The United States Supreme Court will hear arguments Wednesday on whether or not the sectarian prayers offered at a New York town's meetings are constitutional.
The highest court in the land will hear an appeal from a lower court decision regarding Greece, N.Y.'s practice of having explicitly Christian prayers open town meetings.
Known as Galloway v. Town of Greece, the lawsuit was filed by two residents of Greece who felt the sectarian prayers made them feel excluded from the public affairs of the town. more >>
An Alabama-based Catholic television station has filed a lawsuit against the Department of Health and Human Services over its controversial mandate that requires religious employers to cover contraceptives, including those that can cause early abortion.
Eternal Word Television Network, whose station in Irondale brings programming to more than 145 million homes across the globe, filed the suit on Monday.
Brought before the U.S. District Court for the Southern District of Alabama, EWTN is being represented by the Becket Fund for Religious Liberty and has the aid of Alabama Attorney General Luther Strange. more >>
A school district in New Jersey that already excludes the word "Christmas" from its calendar of events for December is banning religious Christmas music during winter concert performances at its elementary schools, according to a religious freedom advocacy group.
Alliance Defending Freedom sent a letter Monday to the Bordentown Regional School District after administrators pointed to a New Jersey court ruling that states religious music should not be a part of elementary school programs.
"Schools should not have to think twice about whether they can allow students to perform Christmas carols," said ADF Legal Counsel Matthew Sharp. "Courts have unanimously upheld their inclusion in school productions – even when songs deal with Christian themes that are naturally a part of the holiday." more >>
A bill that would require Pennsylvania public schools to put the national motto "In God We Trust" on display was passed by a committee in the state House of Representatives on Wednesday.
The legislation, called the National Motto Display Act, passed the House Education Committee by a vote of 14 to nine on Wednesday. State Rep. Rick Saccone (R-Allegheny/Washington), who sponsored the bill, hopes that displaying the motto in schools will inspire patriotism and also help educate students on part of the state's heritage, according to a press release.
James Pollock, who was a governor of Pennsylvania in the 1850s, was appointed by President Abraham Lincoln to serve as the director of the U.S. Mint, the bill states. Although "In God We Trust" was a phrase already known from Francis Scott Key's "Star Spangled Banner," it was Pollock who pushed for the motto's appearance on U.S. currency. In 1864, Congress approved the phrase to be included on two-cent pieces. more >>
Almost 6 million young people are "disconnected," neither working nor in school, according to a new study by The Opportunity Network coalition. The coalition shared its efforts to address this problem, and a Christian economist argued that followers of Jesus Christ should work to create opportunities for young people to find work.

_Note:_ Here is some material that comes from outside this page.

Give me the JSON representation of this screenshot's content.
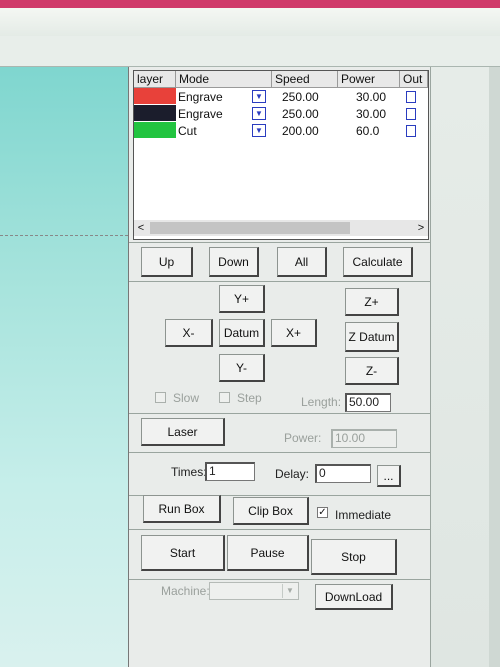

"The idea of everyone having a chance and opportunity very much aligns with the teaching of Christ," Russell Krumnow, managing director of Opportunity Nation, told The Christian Post on Tuesday.
He explained that 16 percent of Americans, ages 16 to 24, neither have a job nor are pursuing a degree. "Obviously that's a problem for them, but it's also a problem for the country," Krumnow said. more >>
While many may find spiritual edification or profound religious messages in the pages of former Director of the Office of Faith-Based Community Initiatives Joshua DuBois' recently released book about his daily devotionals for President Obama, one church-state watchdog group has expressed concern.
DuBois recently had a book published titled The President's Devotional: The Daily Readings That Inspired President Obama.
Americans United for Separation of Church and State, a Washington, D.C.-based organization, has taken issue with the possibility that DuBois wrote the devotional while "on the clock" at the Office of Faith-Based Community Initiatives. more >>